If you have already repaired your pool surface with a paint that is a fiberglass overlay, after a few years you likely will see some deterioration. If you notice that your pool is cloudy and chalky looking or the surface is delaminating, it’s time to consider taking that overlay out and using something else instead. A professional who provides pool service can notify you when it’s time to make a more permanent fix.
Pool Resurfacing Versus Replastering
Typically, in-ground pool surfaces are made up of tile, pebble, fiberglass or plaster laid over the concrete pool shell. Eventually, though, you will need to consider renewing the entire surface. Some people call the process “resurfacing,” and others say “replastering.” Both mean essentially the same thing.

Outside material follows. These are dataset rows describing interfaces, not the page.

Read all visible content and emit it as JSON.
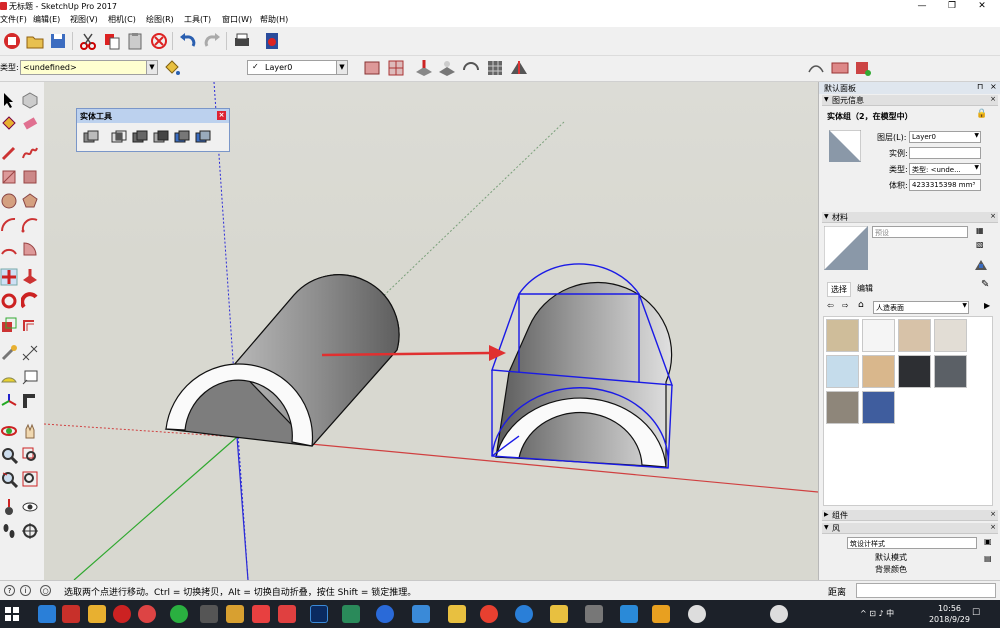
{
  "window": {
    "title": "无标题 - SketchUp Pro 2017",
    "minimize": "—",
    "maximize": "❐",
    "close": "✕"
  },
  "menu": [
    "文件(F)",
    "编辑(E)",
    "视图(V)",
    "相机(C)",
    "绘图(R)",
    "工具(T)",
    "窗口(W)",
    "帮助(H)"
  ],
  "toolbar2": {
    "type_label": "类型:",
    "type_value": "<undefined>",
    "layer_value": "Layer0",
    "layer_check": "✓"
  },
  "solid_tools": {
    "title": "实体工具",
    "close": "×"
  },
  "tray": {
    "title": "默认面板",
    "pin": "⊓",
    "close": "×",
    "entity_info": {
      "header": "图元信息",
      "entity": "实体组（2，在模型中）",
      "layer_label": "图层(L):",
      "layer_value": "Layer0",
      "instance_label": "实例:",
      "instance_value": "",
      "type_label": "类型:",
      "type_value": "类型: <unde...",
      "volume_label": "体积:",
      "volume_value": "4233315398 mm³"
    },
    "materials": {
      "header": "材料",
      "name_value": "预设",
      "tab_select": "选择",
      "tab_edit": "编辑",
      "library_value": "人造表面",
      "swatch_colors": [
        "#cfbd9a",
        "#f5f5f5",
        "#d7c2a8",
        "#e2ddd5",
        "#c5dceb",
        "#d9b78c",
        "#2d2f33",
        "#5b6066",
        "#8e867a",
        "#3f5d9e"
      ]
    },
    "components": {
      "header": "组件"
    },
    "styles": {
      "header": "风",
      "style_name": "筑设计样式",
      "style_desc": "默认模式",
      "sub": "背景颜色"
    },
    "distance_label": "距离"
  },
  "status": {
    "message": "选取两个点进行移动。Ctrl = 切换拷贝，Alt = 切换自动折叠，按住 Shift = 锁定推理。"
  },
  "taskbar": {
    "time": "10:56",
    "date": "2018/9/29",
    "tray_icons": "^ ⊡ ♪ 中"
  },
  "colors": {
    "accent": "#0000cc",
    "arrow": "#e03030"
  }
}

Resurfacing should last decades, depending on the type. If you use white quartz, you can expect a lifespan of 10 years; exposed pebble should last about 15 years; and a white plaster or polished finish will hold up for 5 to 15 years. By signing up for ongoing pool service, your pool’s exterior can last longer.
How to Resurface a Pool

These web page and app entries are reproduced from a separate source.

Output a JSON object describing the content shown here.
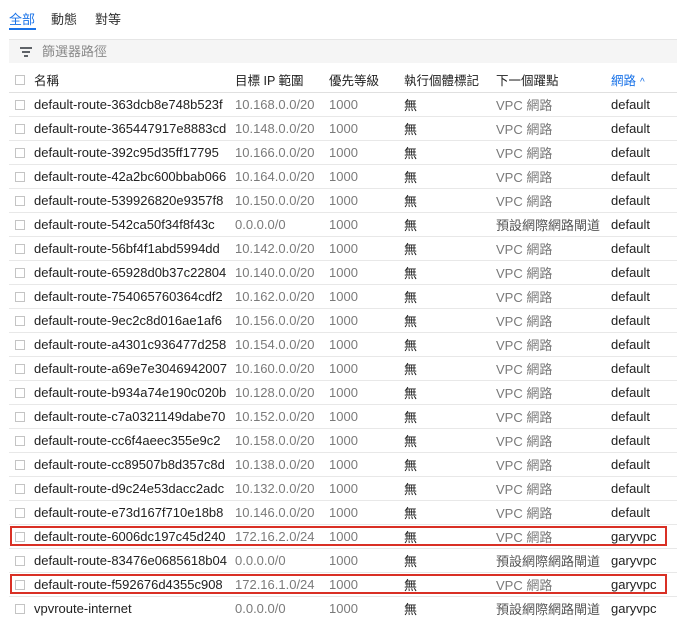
{
  "tabs": [
    {
      "label": "全部"
    },
    {
      "label": "動態"
    },
    {
      "label": "對等"
    }
  ],
  "filter": {
    "placeholder": "篩選器路徑"
  },
  "columns": {
    "name": "名稱",
    "dest": "目標 IP 範圍",
    "priority": "優先等級",
    "tags": "執行個體標記",
    "next_hop": "下一個躍點",
    "network": "網路",
    "sort_indicator": "^"
  },
  "rows": [
    {
      "name": "default-route-363dcb8e748b523f",
      "dest": "10.168.0.0/20",
      "priority": "1000",
      "tags": "無",
      "next_hop": "VPC 網路",
      "network": "default"
    },
    {
      "name": "default-route-365447917e8883cd",
      "dest": "10.148.0.0/20",
      "priority": "1000",
      "tags": "無",
      "next_hop": "VPC 網路",
      "network": "default"
    },
    {
      "name": "default-route-392c95d35ff17795",
      "dest": "10.166.0.0/20",
      "priority": "1000",
      "tags": "無",
      "next_hop": "VPC 網路",
      "network": "default"
    },
    {
      "name": "default-route-42a2bc600bbab066",
      "dest": "10.164.0.0/20",
      "priority": "1000",
      "tags": "無",
      "next_hop": "VPC 網路",
      "network": "default"
    },
    {
      "name": "default-route-539926820e9357f8",
      "dest": "10.150.0.0/20",
      "priority": "1000",
      "tags": "無",
      "next_hop": "VPC 網路",
      "network": "default"
    },
    {
      "name": "default-route-542ca50f34f8f43c",
      "dest": "0.0.0.0/0",
      "priority": "1000",
      "tags": "無",
      "next_hop": "預設網際網路閘道",
      "network": "default"
    },
    {
      "name": "default-route-56bf4f1abd5994dd",
      "dest": "10.142.0.0/20",
      "priority": "1000",
      "tags": "無",
      "next_hop": "VPC 網路",
      "network": "default"
    },
    {
      "name": "default-route-65928d0b37c22804",
      "dest": "10.140.0.0/20",
      "priority": "1000",
      "tags": "無",
      "next_hop": "VPC 網路",
      "network": "default"
    },
    {
      "name": "default-route-754065760364cdf2",
      "dest": "10.162.0.0/20",
      "priority": "1000",
      "tags": "無",
      "next_hop": "VPC 網路",
      "network": "default"
    },
    {
      "name": "default-route-9ec2c8d016ae1af6",
      "dest": "10.156.0.0/20",
      "priority": "1000",
      "tags": "無",
      "next_hop": "VPC 網路",
      "network": "default"
    },
    {
      "name": "default-route-a4301c936477d258",
      "dest": "10.154.0.0/20",
      "priority": "1000",
      "tags": "無",
      "next_hop": "VPC 網路",
      "network": "default"
    },
    {
      "name": "default-route-a69e7e3046942007",
      "dest": "10.160.0.0/20",
      "priority": "1000",
      "tags": "無",
      "next_hop": "VPC 網路",
      "network": "default"
    },
    {
      "name": "default-route-b934a74e190c020b",
      "dest": "10.128.0.0/20",
      "priority": "1000",
      "tags": "無",
      "next_hop": "VPC 網路",
      "network": "default"
    },
    {
      "name": "default-route-c7a0321149dabe70",
      "dest": "10.152.0.0/20",
      "priority": "1000",
      "tags": "無",
      "next_hop": "VPC 網路",
      "network": "default"
    },
    {
      "name": "default-route-cc6f4aeec355e9c2",
      "dest": "10.158.0.0/20",
      "priority": "1000",
      "tags": "無",
      "next_hop": "VPC 網路",
      "network": "default"
    },
    {
      "name": "default-route-cc89507b8d357c8d",
      "dest": "10.138.0.0/20",
      "priority": "1000",
      "tags": "無",
      "next_hop": "VPC 網路",
      "network": "default"
    },
    {
      "name": "default-route-d9c24e53dacc2adc",
      "dest": "10.132.0.0/20",
      "priority": "1000",
      "tags": "無",
      "next_hop": "VPC 網路",
      "network": "default"
    },
    {
      "name": "default-route-e73d167f710e18b8",
      "dest": "10.146.0.0/20",
      "priority": "1000",
      "tags": "無",
      "next_hop": "VPC 網路",
      "network": "default"
    },
    {
      "name": "default-route-6006dc197c45d240",
      "dest": "172.16.2.0/24",
      "priority": "1000",
      "tags": "無",
      "next_hop": "VPC 網路",
      "network": "garyvpc",
      "highlighted": true
    },
    {
      "name": "default-route-83476e0685618b04",
      "dest": "0.0.0.0/0",
      "priority": "1000",
      "tags": "無",
      "next_hop": "預設網際網路閘道",
      "network": "garyvpc"
    },
    {
      "name": "default-route-f592676d4355c908",
      "dest": "172.16.1.0/24",
      "priority": "1000",
      "tags": "無",
      "next_hop": "VPC 網路",
      "network": "garyvpc",
      "highlighted": true
    },
    {
      "name": "vpvroute-internet",
      "dest": "0.0.0.0/0",
      "priority": "1000",
      "tags": "無",
      "next_hop": "預設網際網路閘道",
      "network": "garyvpc"
    }
  ],
  "colors": {
    "accent": "#1a73e8",
    "highlight_border": "#d93025"
  }
}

Obviously, the process is different depending on which materials you choose for the resurfacing. Plaster is the most common choice, and not surprisingly as it is also the least expensive material to use.
A pool professional can take off the old plaster by chipping it or using a sandblaster, leaving the original concrete shell in place. Next comes application of a bonding coat, followed by a couple of coats of plaster. You can choose the color of the plaster to suit your tastes. Though plaster does well with the pool water over time, it doesn’t usually last as long and isn’t as durable as some other options.

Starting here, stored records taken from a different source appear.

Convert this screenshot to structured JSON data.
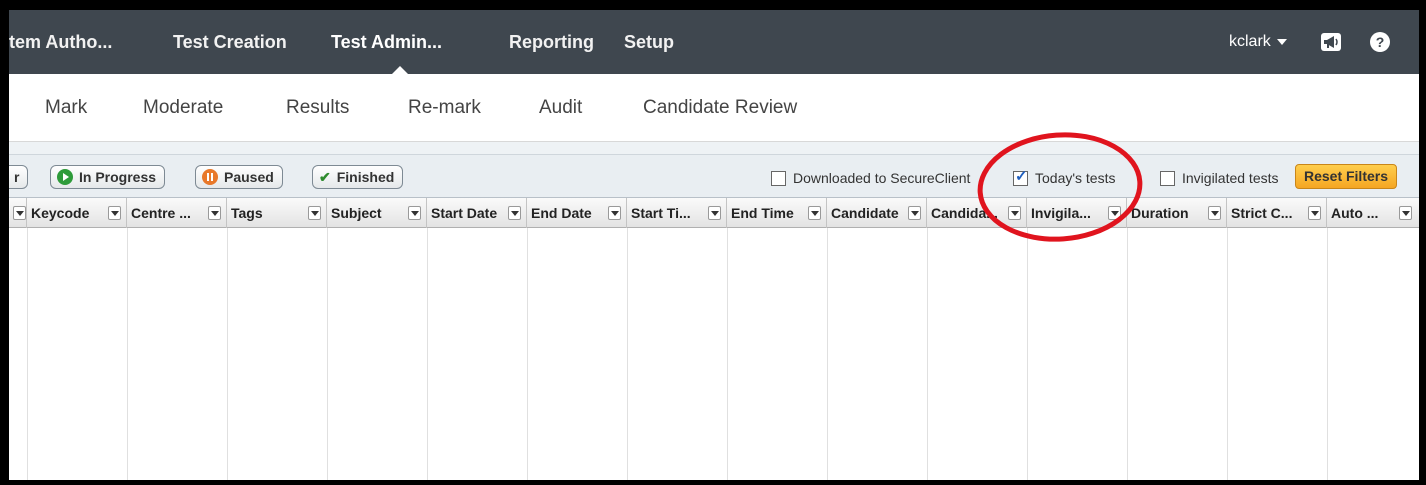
{
  "topnav": {
    "items": [
      {
        "label": "tem Autho..."
      },
      {
        "label": "Test Creation"
      },
      {
        "label": "Test Admin..."
      },
      {
        "label": "Reporting"
      },
      {
        "label": "Setup"
      }
    ],
    "user": "kclark",
    "help": "?"
  },
  "subnav": {
    "tabs": [
      {
        "label": "Mark"
      },
      {
        "label": "Moderate"
      },
      {
        "label": "Results"
      },
      {
        "label": "Re-mark"
      },
      {
        "label": "Audit"
      },
      {
        "label": "Candidate Review"
      }
    ]
  },
  "filters": {
    "status_buttons": [
      {
        "label": "r"
      },
      {
        "label": "In Progress"
      },
      {
        "label": "Paused"
      },
      {
        "label": "Finished"
      }
    ],
    "checkboxes": [
      {
        "label": "Downloaded to SecureClient",
        "checked": false
      },
      {
        "label": "Today's tests",
        "checked": true
      },
      {
        "label": "Invigilated tests",
        "checked": false
      }
    ],
    "reset_label": "Reset Filters"
  },
  "table": {
    "columns": [
      {
        "label": ""
      },
      {
        "label": "Keycode"
      },
      {
        "label": "Centre ..."
      },
      {
        "label": "Tags"
      },
      {
        "label": "Subject"
      },
      {
        "label": "Start Date"
      },
      {
        "label": "End Date"
      },
      {
        "label": "Start Ti..."
      },
      {
        "label": "End Time"
      },
      {
        "label": "Candidate"
      },
      {
        "label": "Candida..."
      },
      {
        "label": "Invigila..."
      },
      {
        "label": "Duration"
      },
      {
        "label": "Strict C..."
      },
      {
        "label": "Auto ..."
      }
    ],
    "rows": []
  },
  "colors": {
    "topnav_bg": "#3f474f",
    "reset_button": "#f5a623",
    "annotation_circle": "#e0141e",
    "in_progress_icon": "#2e9b3a",
    "paused_icon": "#e8782a"
  }
}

Pebble finishes on pools are gaining popularity, though this style has been around for a long time. This style looks very natural and is eye-catching. Plus, it tops plaster in areas such as strength, scratch resistance, durability, care and maintenance. You will generally get a better warranty than you will from plaster, usually 10 years compared to one year or so with a plaster resurfacing.
A very popular choice is fiberglass, because it is flexible and holds its own if the ground around the pool shifts. First, a pool professional smoothes the surface, filling in any cracks or chips, then reinforcing and sanding those repairs.
Then comes the application of several layers of pool-friendly products. Your pool pro will add a coat of resin, then a coat of fiberglass. This will also get a sanding. Up to three top coats will seal the surface, and you can pick a wide variety of textures and colors to fit your style.
Fiberglass lasts longer than concrete or plaster and absorbs fewer of the chemicals used to keep a pool clean. It also absorbs less organic material than other choices. Even better, fiberglass resists staining from algae.
The most expensive option is using tile to cover your pool interior. It takes a lot of labor and the materials are much more pricey, but the result is the height of luxury. The best route is to contact a pool professional. They can recommend the best material to use and give you a quote on how much resurfacing might cost. Replastering your pool is a big job no matter which type you choose. Let the experts handle it! All that will be left for you to do is jump in and enjoy your “new” pool.
ABC Can Make Your Pool Look Brand New
Getting your pool resurfaced is an essential part of owning a pool. When it comes time to get your pool resurfaced, contact ABC Home & Commercial Services. We can take care of all aspects of your pool maintenance and remodeling. We can even winterize your pool, so it’s taken care of when temperatures drop.